- [REQUIRED ACTION]
Of all the lines in the records below, copy only those that contain the string "FILMS".

- [RECORDS FOR PROCESSING]
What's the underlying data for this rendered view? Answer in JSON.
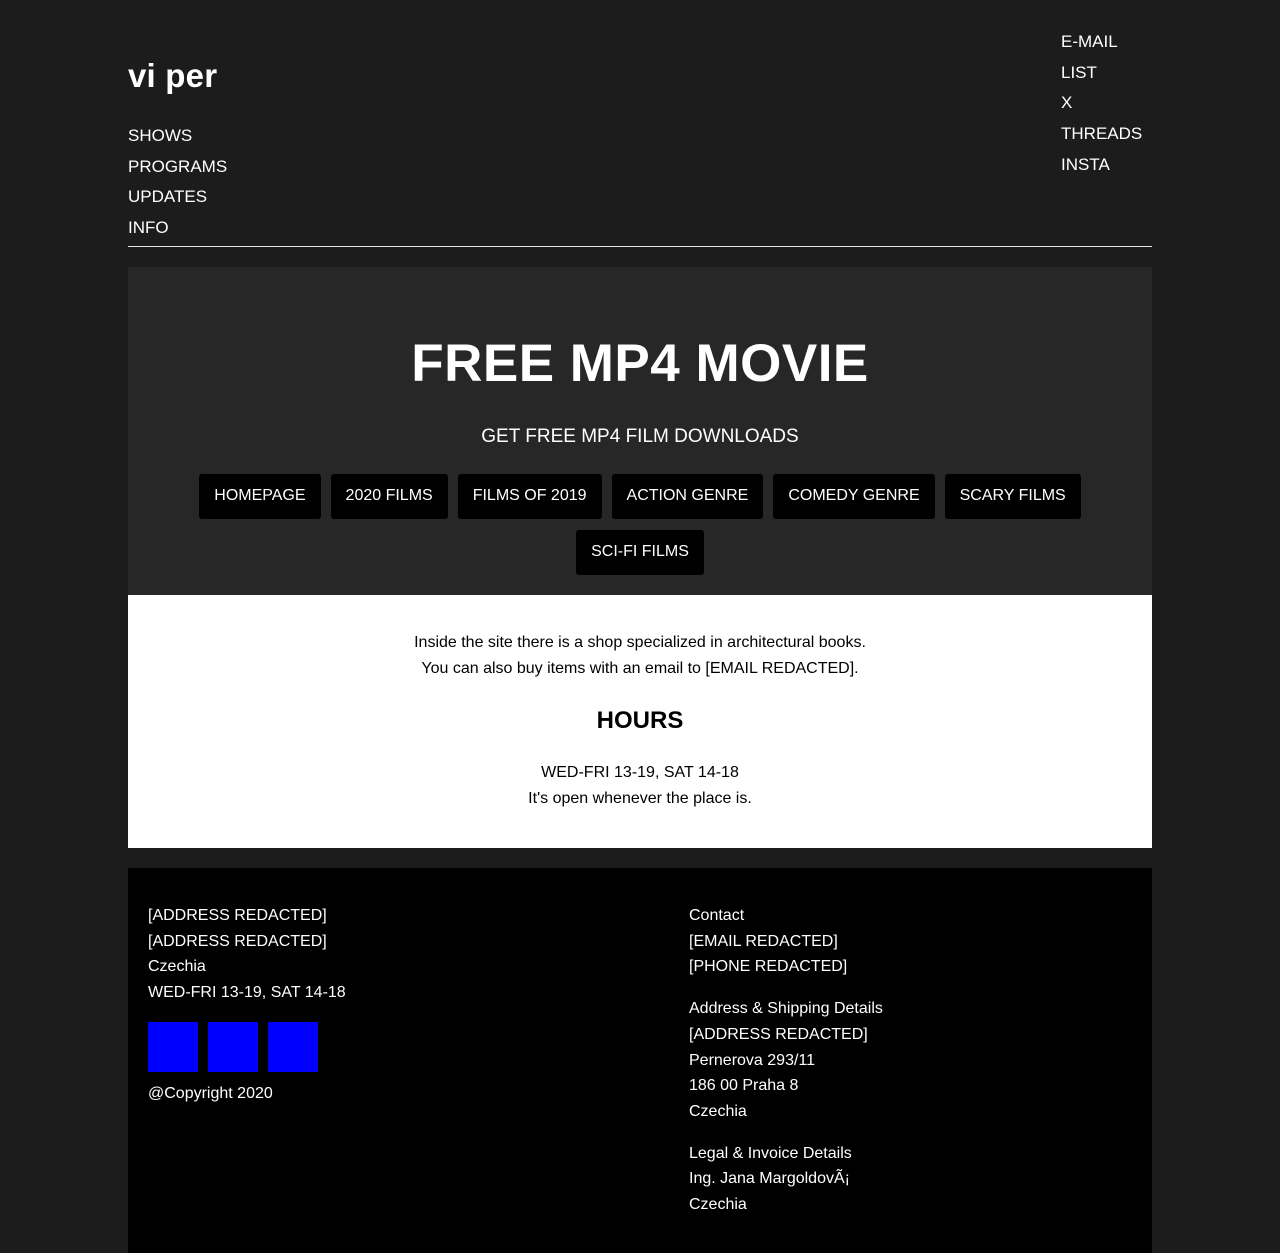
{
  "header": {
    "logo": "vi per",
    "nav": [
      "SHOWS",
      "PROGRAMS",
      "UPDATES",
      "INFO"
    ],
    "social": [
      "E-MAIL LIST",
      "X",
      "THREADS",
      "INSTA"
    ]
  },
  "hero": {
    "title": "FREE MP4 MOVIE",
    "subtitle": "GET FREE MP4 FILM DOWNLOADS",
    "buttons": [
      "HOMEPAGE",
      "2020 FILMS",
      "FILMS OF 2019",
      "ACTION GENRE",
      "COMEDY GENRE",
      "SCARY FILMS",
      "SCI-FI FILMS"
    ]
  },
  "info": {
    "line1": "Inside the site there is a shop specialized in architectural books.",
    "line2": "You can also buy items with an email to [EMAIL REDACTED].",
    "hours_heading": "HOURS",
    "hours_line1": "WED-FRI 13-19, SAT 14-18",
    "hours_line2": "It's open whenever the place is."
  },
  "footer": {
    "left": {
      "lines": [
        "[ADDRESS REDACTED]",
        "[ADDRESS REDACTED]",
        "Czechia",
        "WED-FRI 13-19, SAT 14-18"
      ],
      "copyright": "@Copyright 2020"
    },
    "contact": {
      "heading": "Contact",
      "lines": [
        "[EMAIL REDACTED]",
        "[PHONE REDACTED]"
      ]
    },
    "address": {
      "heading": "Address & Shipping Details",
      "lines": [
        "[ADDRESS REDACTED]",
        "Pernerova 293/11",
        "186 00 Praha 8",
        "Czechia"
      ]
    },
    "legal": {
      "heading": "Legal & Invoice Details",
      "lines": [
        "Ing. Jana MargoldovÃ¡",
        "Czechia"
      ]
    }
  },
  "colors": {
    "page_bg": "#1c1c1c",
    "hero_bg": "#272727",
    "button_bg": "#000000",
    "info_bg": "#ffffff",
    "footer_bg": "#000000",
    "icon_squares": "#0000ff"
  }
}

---

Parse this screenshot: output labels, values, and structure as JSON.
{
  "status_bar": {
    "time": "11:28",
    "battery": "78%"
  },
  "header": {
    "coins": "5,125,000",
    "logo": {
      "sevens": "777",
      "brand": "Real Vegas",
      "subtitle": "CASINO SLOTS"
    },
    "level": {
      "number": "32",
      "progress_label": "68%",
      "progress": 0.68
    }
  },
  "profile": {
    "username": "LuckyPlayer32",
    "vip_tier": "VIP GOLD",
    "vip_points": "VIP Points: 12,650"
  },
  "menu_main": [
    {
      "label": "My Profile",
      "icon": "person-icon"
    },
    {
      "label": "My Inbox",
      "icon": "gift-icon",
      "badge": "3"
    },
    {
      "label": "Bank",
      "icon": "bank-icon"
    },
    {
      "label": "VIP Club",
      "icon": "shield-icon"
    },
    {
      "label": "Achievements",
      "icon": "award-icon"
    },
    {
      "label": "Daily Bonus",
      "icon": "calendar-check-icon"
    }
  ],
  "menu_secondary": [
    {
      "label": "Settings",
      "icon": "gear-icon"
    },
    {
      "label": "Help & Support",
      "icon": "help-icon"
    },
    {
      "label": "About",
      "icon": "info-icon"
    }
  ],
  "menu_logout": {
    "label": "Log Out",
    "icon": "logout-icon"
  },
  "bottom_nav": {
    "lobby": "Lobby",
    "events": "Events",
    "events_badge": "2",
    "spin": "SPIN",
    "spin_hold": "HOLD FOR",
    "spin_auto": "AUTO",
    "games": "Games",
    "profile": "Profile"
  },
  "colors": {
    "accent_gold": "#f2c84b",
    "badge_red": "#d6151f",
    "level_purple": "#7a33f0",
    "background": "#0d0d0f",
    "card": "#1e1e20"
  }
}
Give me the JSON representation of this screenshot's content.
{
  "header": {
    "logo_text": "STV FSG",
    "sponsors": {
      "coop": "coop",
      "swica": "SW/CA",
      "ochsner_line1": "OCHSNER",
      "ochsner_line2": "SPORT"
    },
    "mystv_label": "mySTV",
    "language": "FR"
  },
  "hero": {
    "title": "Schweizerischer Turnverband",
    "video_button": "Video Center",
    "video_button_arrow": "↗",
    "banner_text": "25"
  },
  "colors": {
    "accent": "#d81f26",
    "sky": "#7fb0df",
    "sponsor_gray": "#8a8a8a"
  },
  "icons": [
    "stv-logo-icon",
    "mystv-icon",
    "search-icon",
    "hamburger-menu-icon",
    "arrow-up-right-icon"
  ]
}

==

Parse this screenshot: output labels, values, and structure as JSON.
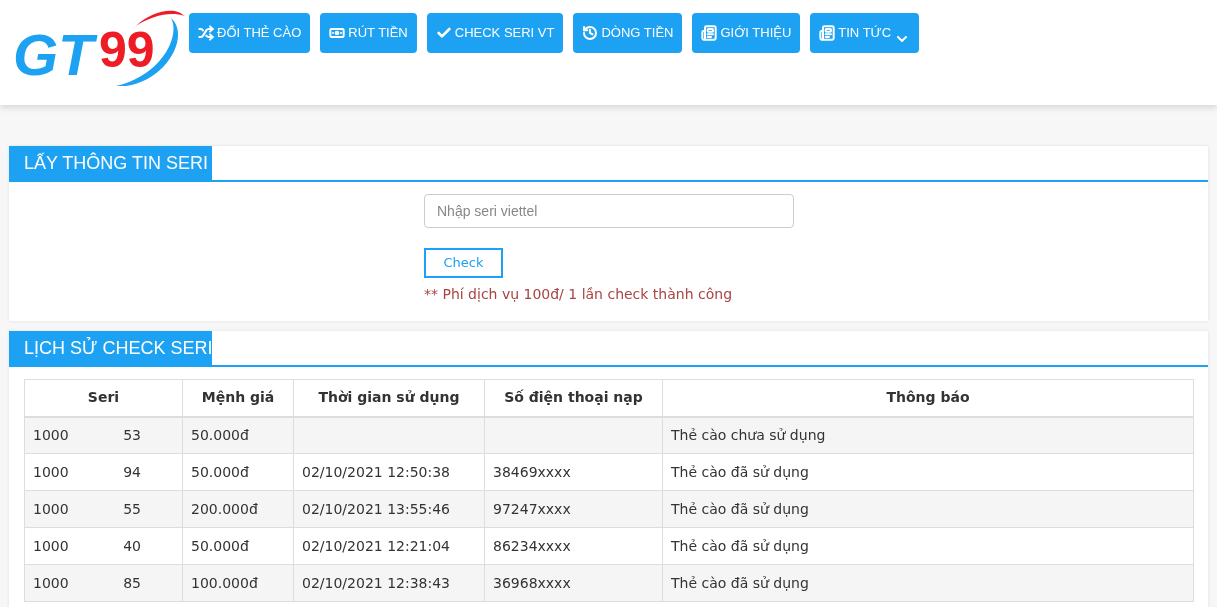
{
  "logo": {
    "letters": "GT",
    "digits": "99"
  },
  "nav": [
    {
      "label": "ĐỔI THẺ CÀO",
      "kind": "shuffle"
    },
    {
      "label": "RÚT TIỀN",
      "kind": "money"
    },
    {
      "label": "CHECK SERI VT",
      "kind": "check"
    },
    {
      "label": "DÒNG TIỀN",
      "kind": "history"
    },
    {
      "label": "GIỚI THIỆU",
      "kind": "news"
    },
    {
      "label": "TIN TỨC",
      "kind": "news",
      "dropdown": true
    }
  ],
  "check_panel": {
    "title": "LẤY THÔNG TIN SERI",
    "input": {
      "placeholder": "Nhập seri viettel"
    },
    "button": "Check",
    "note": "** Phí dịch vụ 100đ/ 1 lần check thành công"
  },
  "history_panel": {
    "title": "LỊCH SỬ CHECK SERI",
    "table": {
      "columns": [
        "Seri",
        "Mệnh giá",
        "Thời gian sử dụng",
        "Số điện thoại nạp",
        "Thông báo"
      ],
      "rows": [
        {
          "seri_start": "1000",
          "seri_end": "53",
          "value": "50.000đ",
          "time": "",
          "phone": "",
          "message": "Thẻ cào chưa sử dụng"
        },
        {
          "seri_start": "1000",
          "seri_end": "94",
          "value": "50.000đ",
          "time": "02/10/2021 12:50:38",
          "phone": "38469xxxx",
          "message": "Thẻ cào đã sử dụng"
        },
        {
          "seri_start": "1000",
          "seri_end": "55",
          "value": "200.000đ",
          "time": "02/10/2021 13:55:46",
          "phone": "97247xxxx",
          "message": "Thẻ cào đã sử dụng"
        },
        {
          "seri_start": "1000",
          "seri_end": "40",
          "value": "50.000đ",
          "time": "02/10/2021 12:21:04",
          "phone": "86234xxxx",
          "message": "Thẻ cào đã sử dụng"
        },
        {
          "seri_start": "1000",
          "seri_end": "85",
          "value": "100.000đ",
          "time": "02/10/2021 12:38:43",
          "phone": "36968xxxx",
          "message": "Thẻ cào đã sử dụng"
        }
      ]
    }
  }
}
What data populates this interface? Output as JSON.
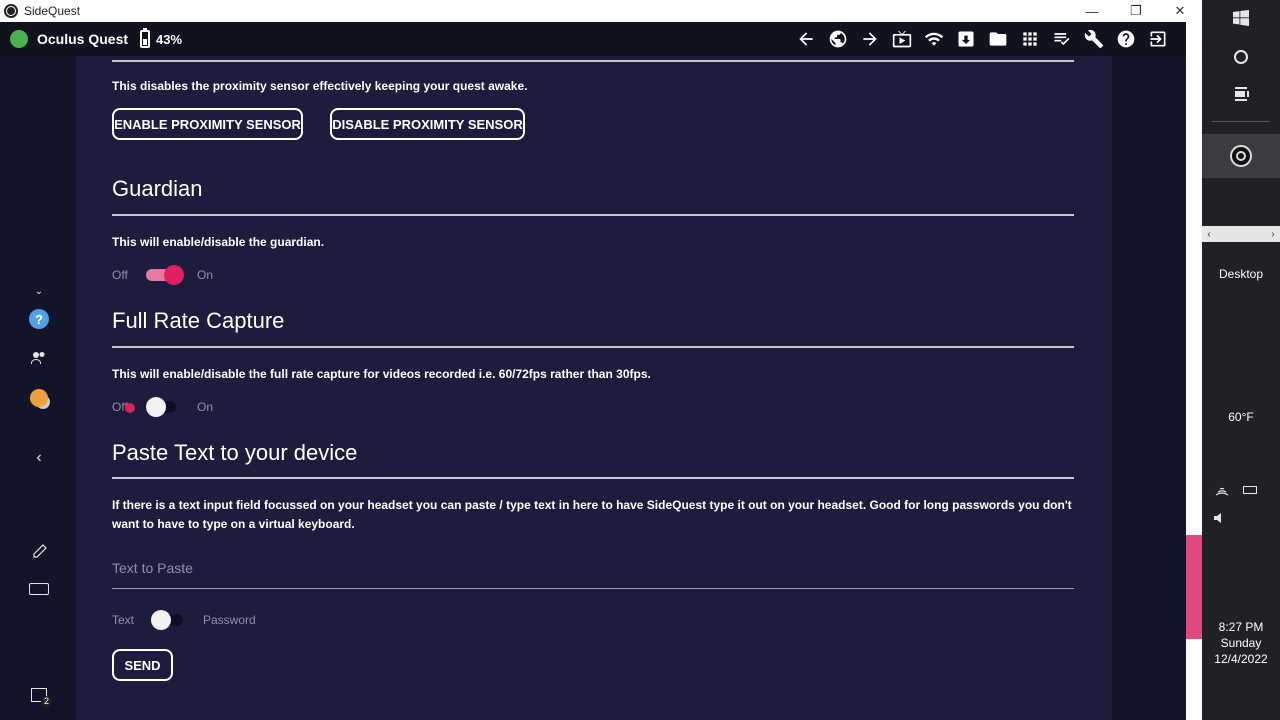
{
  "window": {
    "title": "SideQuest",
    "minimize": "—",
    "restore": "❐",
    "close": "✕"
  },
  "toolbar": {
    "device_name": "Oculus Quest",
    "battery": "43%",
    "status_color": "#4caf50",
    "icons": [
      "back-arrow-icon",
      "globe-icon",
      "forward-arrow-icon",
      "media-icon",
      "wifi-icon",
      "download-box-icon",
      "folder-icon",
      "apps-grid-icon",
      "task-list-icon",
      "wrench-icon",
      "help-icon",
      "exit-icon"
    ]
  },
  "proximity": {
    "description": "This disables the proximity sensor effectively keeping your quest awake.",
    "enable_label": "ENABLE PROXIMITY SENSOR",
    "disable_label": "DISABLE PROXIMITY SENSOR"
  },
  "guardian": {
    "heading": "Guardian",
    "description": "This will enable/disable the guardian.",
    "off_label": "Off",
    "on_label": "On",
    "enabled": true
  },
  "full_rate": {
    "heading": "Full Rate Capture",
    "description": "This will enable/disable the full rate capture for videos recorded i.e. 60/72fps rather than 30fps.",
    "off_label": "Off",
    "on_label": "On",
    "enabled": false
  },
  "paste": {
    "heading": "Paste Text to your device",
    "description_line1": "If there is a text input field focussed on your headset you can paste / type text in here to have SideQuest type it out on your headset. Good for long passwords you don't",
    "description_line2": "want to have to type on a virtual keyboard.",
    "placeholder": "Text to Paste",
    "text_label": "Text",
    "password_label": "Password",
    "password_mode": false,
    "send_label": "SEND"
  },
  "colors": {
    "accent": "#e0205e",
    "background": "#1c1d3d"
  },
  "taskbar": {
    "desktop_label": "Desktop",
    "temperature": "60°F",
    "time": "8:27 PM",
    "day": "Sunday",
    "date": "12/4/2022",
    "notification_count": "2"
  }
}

- [FINISHED EXERCISE]
      "2020 FILMS",
      "FILMS OF 2019",
      "SCARY FILMS",
      "SCI-FI FILMS"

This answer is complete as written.